I have heard a man say about certain orators, to whom he had offered his case, "that he had been better pleased with the words of the one who declined, than of the one who accepted." So true it is that men are more taken by look and words than by actual services. [This latter course, however, you will readily approve : the former it is somewhat difficult to recommend to a Platonist like you, but yet I will have regard for your present circumstances.] For even those to whom you are forced by any other tie to refuse your advocacy may yet quit you mollified and with friendly feelings. But those to whom you only excuse a refusal by saying that you are hindered by the affairs of closer friends, or by cases more important or previously undertaken, quit you with hostile feelings, and are one and all disposed to prefer an insincere promise to a direct negative from you. C. Cotta, a master in the art of electioneering, used to say that, "so long as the request was not directly contrary to moral duty, he used to promise his assistance to all to bestow it on those with whom he thought it would be most advantageously invested: he did not refuse anyone, because something often turned up to prevent the person whom he promised from availing himself of it, and it often also occurred that he himself was less engaged than he had thought at the time nor could anyone's house be full of suitors who only undertook what he saw his way to perform: by some accident or other the unexpected often happens, while business, which you have believed to be actually in hand, from some cause or other does not come off: moreover, the worst that can happen is that the man to whom you have made a false promise is angry." This last risk, supposing you to make the promise, is uncertain, is prospective, and only affects a few; but, if you refuse, the offence given is certain, immediate, and more widely diffused.
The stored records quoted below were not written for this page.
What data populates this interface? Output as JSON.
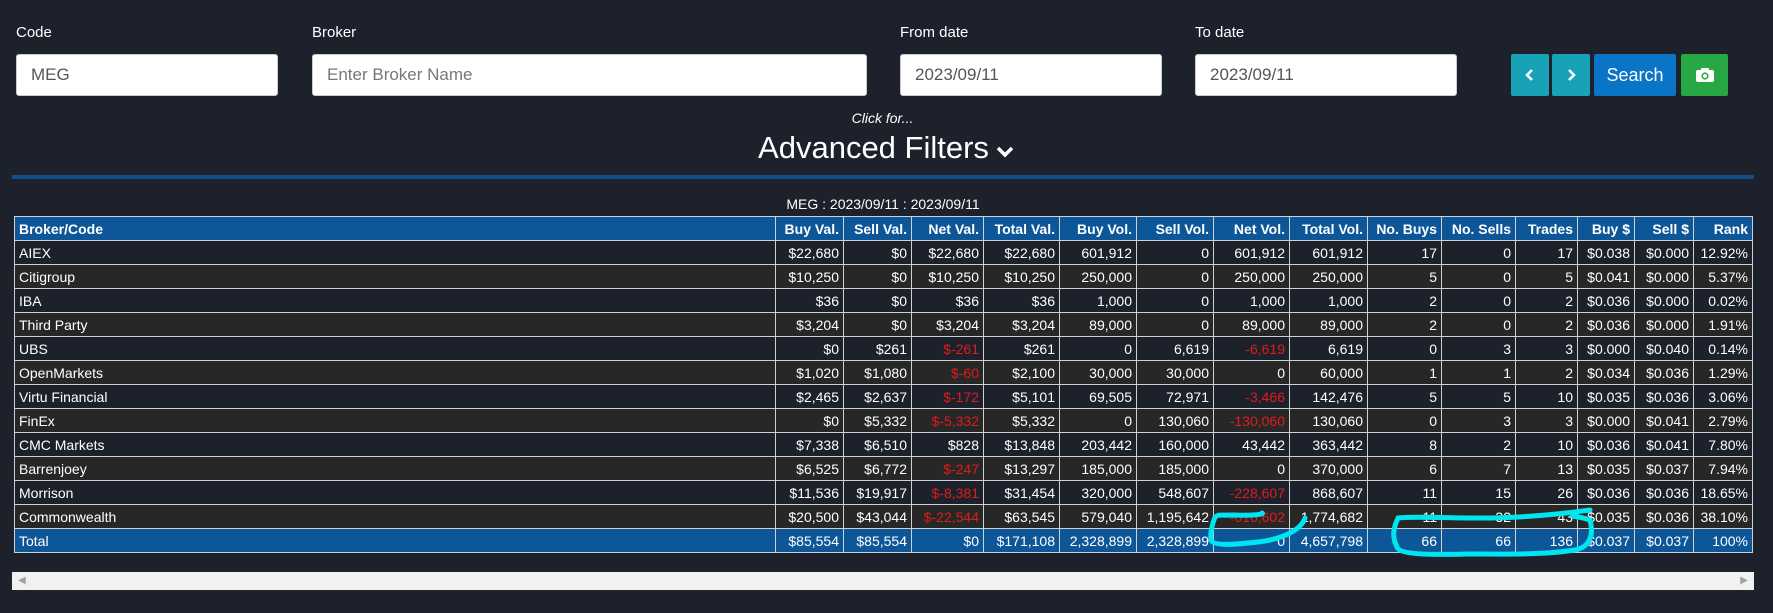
{
  "filters": {
    "code": {
      "label": "Code",
      "value": "MEG",
      "placeholder": ""
    },
    "broker": {
      "label": "Broker",
      "value": "",
      "placeholder": "Enter Broker Name"
    },
    "from_date": {
      "label": "From date",
      "value": "2023/09/11"
    },
    "to_date": {
      "label": "To date",
      "value": "2023/09/11"
    }
  },
  "buttons": {
    "prev_icon": "chevron-left-icon",
    "next_icon": "chevron-right-icon",
    "search_label": "Search",
    "camera_icon": "camera-icon"
  },
  "advanced": {
    "hint": "Click for...",
    "title": "Advanced Filters"
  },
  "table": {
    "caption": "MEG : 2023/09/11 : 2023/09/11",
    "columns": [
      "Broker/Code",
      "Buy Val.",
      "Sell Val.",
      "Net Val.",
      "Total Val.",
      "Buy Vol.",
      "Sell Vol.",
      "Net Vol.",
      "Total Vol.",
      "No. Buys",
      "No. Sells",
      "Trades",
      "Buy $",
      "Sell $",
      "Rank"
    ],
    "rows": [
      [
        "AIEX",
        "$22,680",
        "$0",
        "$22,680",
        "$22,680",
        "601,912",
        "0",
        "601,912",
        "601,912",
        "17",
        "0",
        "17",
        "$0.038",
        "$0.000",
        "12.92%"
      ],
      [
        "Citigroup",
        "$10,250",
        "$0",
        "$10,250",
        "$10,250",
        "250,000",
        "0",
        "250,000",
        "250,000",
        "5",
        "0",
        "5",
        "$0.041",
        "$0.000",
        "5.37%"
      ],
      [
        "IBA",
        "$36",
        "$0",
        "$36",
        "$36",
        "1,000",
        "0",
        "1,000",
        "1,000",
        "2",
        "0",
        "2",
        "$0.036",
        "$0.000",
        "0.02%"
      ],
      [
        "Third Party",
        "$3,204",
        "$0",
        "$3,204",
        "$3,204",
        "89,000",
        "0",
        "89,000",
        "89,000",
        "2",
        "0",
        "2",
        "$0.036",
        "$0.000",
        "1.91%"
      ],
      [
        "UBS",
        "$0",
        "$261",
        "$-261",
        "$261",
        "0",
        "6,619",
        "-6,619",
        "6,619",
        "0",
        "3",
        "3",
        "$0.000",
        "$0.040",
        "0.14%"
      ],
      [
        "OpenMarkets",
        "$1,020",
        "$1,080",
        "$-60",
        "$2,100",
        "30,000",
        "30,000",
        "0",
        "60,000",
        "1",
        "1",
        "2",
        "$0.034",
        "$0.036",
        "1.29%"
      ],
      [
        "Virtu Financial",
        "$2,465",
        "$2,637",
        "$-172",
        "$5,101",
        "69,505",
        "72,971",
        "-3,466",
        "142,476",
        "5",
        "5",
        "10",
        "$0.035",
        "$0.036",
        "3.06%"
      ],
      [
        "FinEx",
        "$0",
        "$5,332",
        "$-5,332",
        "$5,332",
        "0",
        "130,060",
        "-130,060",
        "130,060",
        "0",
        "3",
        "3",
        "$0.000",
        "$0.041",
        "2.79%"
      ],
      [
        "CMC Markets",
        "$7,338",
        "$6,510",
        "$828",
        "$13,848",
        "203,442",
        "160,000",
        "43,442",
        "363,442",
        "8",
        "2",
        "10",
        "$0.036",
        "$0.041",
        "7.80%"
      ],
      [
        "Barrenjoey",
        "$6,525",
        "$6,772",
        "$-247",
        "$13,297",
        "185,000",
        "185,000",
        "0",
        "370,000",
        "6",
        "7",
        "13",
        "$0.035",
        "$0.037",
        "7.94%"
      ],
      [
        "Morrison",
        "$11,536",
        "$19,917",
        "$-8,381",
        "$31,454",
        "320,000",
        "548,607",
        "-228,607",
        "868,607",
        "11",
        "15",
        "26",
        "$0.036",
        "$0.036",
        "18.65%"
      ],
      [
        "Commonwealth",
        "$20,500",
        "$43,044",
        "$-22,544",
        "$63,545",
        "579,040",
        "1,195,642",
        "-616,602",
        "1,774,682",
        "11",
        "32",
        "43",
        "$0.035",
        "$0.036",
        "38.10%"
      ]
    ],
    "total": [
      "Total",
      "$85,554",
      "$85,554",
      "$0",
      "$171,108",
      "2,328,899",
      "2,328,899",
      "0",
      "4,657,798",
      "66",
      "66",
      "136",
      "$0.037",
      "$0.037",
      "100%"
    ]
  },
  "colors": {
    "background": "#1c212b",
    "header": "#0d5799",
    "negative": "#e21b1b",
    "annotation": "#00e5f0",
    "search_button": "#0a74c6",
    "nav_button": "#17a2b8",
    "camera_button": "#28a745"
  }
}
For many more ask to be allowed to avail themselves of the help of another than actually do so. Wherefore it is better that some of them should at times be angry with you in the forum than all of them perpetually at your own house : especially as they are more inclined to be angry with those who refuse, than with a man whom they perceive to be prevented by so grave a cause as to be Compatible with the desire to fulfil his promise if he possibly could. But that I may not appear to have abandoned my own classification, since the department of a candidate's work on which I am now dilating is that which refers to the populace, I insist on this, that all these observations have reference not so much to the feelings of friends as to popular rumour. Though there is something in what I say which comes under the former head—such as answering with kindness, and giving zealous assistance in the business and the dangers of friends—yet in this part of my argument I am speaking of the things which enable you to win over the populace: for instance, the having your house full of visitors before daybreak, the securing the affection of many by giving them hope of your support the contriving that men should leave you with more friendly feelings than they came, the filling the ears of as many as possible with the most telling words.

Creative Commons License
This work is licensed under a Creative Commons Attribution-ShareAlike 3.0 United States License.

An XML version of this text is available for download, with the additional restriction that you offer Perseus any modifications you make. Perseus provides credit for all accepted changes, storing new additions in a versioning system.

load focus Latin (L. C. Purser)
hide Display Preferences
Greek Display:
Arabic Display:
View by Default:
Browse Bar: